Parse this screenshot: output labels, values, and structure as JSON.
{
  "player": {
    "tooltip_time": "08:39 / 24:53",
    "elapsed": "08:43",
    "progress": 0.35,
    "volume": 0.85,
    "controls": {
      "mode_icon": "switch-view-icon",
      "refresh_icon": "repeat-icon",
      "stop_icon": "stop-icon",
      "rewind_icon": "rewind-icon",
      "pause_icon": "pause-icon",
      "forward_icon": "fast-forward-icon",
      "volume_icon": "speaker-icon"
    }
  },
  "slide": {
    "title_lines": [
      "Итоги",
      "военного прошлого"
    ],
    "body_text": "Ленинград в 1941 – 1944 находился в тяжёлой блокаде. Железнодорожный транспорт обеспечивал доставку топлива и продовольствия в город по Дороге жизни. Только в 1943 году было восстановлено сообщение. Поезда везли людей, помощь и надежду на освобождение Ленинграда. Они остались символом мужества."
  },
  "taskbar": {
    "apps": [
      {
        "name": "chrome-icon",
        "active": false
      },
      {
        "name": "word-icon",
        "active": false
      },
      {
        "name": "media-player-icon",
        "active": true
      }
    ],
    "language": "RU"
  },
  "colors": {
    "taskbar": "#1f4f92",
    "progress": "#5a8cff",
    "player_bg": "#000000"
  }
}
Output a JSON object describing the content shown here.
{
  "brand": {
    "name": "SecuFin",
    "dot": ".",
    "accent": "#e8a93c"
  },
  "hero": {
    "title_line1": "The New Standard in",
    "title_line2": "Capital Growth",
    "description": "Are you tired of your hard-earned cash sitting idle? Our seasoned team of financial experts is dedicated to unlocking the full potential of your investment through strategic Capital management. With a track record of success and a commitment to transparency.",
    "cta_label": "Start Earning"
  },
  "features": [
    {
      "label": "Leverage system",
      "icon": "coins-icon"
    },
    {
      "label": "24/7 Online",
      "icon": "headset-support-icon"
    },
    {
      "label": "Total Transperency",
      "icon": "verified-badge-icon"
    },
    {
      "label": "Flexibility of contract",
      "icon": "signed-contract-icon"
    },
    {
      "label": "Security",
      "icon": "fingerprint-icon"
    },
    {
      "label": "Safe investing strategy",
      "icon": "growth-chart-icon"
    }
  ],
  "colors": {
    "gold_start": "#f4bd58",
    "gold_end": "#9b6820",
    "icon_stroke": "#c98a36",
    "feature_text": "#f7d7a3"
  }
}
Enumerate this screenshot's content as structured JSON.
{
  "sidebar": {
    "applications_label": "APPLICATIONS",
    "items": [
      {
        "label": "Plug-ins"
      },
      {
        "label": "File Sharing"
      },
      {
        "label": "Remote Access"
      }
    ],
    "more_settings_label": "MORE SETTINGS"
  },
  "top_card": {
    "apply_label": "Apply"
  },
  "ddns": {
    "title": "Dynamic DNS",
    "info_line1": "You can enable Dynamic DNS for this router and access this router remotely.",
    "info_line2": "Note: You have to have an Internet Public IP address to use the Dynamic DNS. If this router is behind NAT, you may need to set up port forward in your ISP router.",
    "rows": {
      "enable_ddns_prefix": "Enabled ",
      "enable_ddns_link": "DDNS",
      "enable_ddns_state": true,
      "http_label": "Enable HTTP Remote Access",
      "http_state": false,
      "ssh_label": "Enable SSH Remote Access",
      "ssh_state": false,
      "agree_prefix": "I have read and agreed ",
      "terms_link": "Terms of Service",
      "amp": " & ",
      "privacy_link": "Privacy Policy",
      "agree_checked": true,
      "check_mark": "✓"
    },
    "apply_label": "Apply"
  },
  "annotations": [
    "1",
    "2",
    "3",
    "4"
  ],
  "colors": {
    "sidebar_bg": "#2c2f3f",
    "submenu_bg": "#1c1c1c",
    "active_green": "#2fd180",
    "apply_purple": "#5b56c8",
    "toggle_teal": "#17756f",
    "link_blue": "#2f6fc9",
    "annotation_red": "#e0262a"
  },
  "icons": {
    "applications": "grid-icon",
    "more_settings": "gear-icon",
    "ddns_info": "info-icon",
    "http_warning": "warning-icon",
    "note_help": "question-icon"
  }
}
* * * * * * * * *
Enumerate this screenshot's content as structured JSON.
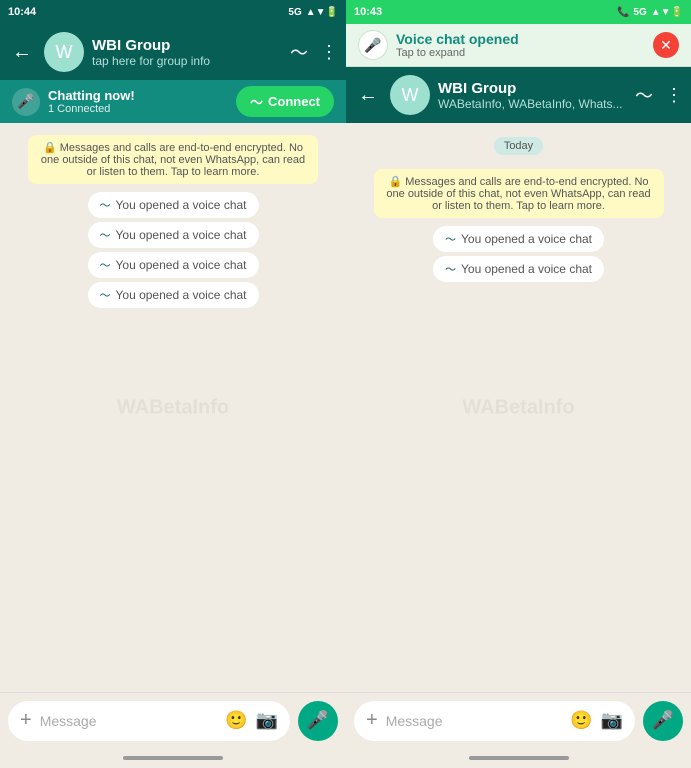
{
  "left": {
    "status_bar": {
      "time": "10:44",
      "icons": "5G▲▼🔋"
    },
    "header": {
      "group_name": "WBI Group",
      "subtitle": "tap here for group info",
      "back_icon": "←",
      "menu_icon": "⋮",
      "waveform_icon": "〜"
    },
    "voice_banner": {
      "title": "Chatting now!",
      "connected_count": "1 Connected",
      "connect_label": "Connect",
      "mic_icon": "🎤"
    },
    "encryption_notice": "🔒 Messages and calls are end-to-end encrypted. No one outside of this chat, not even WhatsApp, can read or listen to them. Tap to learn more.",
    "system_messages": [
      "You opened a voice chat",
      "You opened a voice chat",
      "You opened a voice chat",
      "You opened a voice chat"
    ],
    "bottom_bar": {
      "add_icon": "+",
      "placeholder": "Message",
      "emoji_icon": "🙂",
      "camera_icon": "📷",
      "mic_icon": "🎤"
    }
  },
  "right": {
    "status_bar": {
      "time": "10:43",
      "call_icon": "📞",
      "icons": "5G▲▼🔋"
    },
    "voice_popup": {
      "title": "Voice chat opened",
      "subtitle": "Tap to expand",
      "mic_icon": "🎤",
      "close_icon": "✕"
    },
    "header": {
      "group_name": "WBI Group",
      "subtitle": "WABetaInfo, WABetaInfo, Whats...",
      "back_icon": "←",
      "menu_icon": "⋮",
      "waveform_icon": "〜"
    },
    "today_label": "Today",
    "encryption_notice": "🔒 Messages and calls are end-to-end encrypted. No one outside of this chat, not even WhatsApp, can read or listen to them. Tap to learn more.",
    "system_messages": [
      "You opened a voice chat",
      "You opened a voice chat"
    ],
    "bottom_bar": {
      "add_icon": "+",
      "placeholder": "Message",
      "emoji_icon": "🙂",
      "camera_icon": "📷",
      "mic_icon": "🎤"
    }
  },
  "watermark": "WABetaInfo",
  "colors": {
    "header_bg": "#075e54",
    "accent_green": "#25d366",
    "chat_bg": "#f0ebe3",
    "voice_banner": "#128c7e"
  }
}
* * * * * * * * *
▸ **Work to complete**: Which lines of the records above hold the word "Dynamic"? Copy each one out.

▸ **Answer to this problem**:
    "title": "Dynamic DNS",
    "info_line1": "You can enable Dynamic DNS for this router and access this router remotely.",
    "info_line2": "Note: You have to have an Internet Public IP address to use the Dynamic DNS. If this router is behind NAT, you may need to set up port forward in your ISP router.",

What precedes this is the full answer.